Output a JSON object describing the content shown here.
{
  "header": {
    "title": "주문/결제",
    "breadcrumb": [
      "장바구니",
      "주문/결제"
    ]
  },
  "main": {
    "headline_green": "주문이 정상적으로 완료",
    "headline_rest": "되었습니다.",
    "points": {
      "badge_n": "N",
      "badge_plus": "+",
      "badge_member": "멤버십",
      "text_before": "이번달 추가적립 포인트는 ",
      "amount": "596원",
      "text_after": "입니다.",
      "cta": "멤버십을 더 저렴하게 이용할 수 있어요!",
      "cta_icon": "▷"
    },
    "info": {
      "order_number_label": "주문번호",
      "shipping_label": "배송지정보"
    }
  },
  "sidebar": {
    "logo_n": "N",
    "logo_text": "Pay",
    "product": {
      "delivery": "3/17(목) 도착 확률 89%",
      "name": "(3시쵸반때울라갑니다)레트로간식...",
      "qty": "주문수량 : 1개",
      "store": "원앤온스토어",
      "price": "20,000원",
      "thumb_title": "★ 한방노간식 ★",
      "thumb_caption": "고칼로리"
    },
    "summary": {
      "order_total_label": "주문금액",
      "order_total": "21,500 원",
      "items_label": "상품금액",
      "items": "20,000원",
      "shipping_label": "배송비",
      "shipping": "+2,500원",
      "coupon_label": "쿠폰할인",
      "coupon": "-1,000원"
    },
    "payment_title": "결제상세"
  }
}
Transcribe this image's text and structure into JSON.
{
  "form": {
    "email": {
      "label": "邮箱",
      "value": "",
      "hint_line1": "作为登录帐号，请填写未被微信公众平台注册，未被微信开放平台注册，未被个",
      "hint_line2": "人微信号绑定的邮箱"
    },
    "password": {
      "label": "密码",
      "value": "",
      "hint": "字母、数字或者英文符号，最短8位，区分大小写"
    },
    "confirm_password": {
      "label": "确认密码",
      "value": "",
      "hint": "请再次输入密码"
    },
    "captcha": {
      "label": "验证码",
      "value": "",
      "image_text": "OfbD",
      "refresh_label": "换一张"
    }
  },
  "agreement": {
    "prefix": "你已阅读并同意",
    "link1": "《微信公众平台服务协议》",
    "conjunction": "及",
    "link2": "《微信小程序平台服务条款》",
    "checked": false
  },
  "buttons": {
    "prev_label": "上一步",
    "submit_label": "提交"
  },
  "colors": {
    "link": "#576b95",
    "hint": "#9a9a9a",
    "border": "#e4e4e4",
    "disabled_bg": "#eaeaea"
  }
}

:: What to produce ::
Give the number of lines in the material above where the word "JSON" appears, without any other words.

:: Result of this task ::
2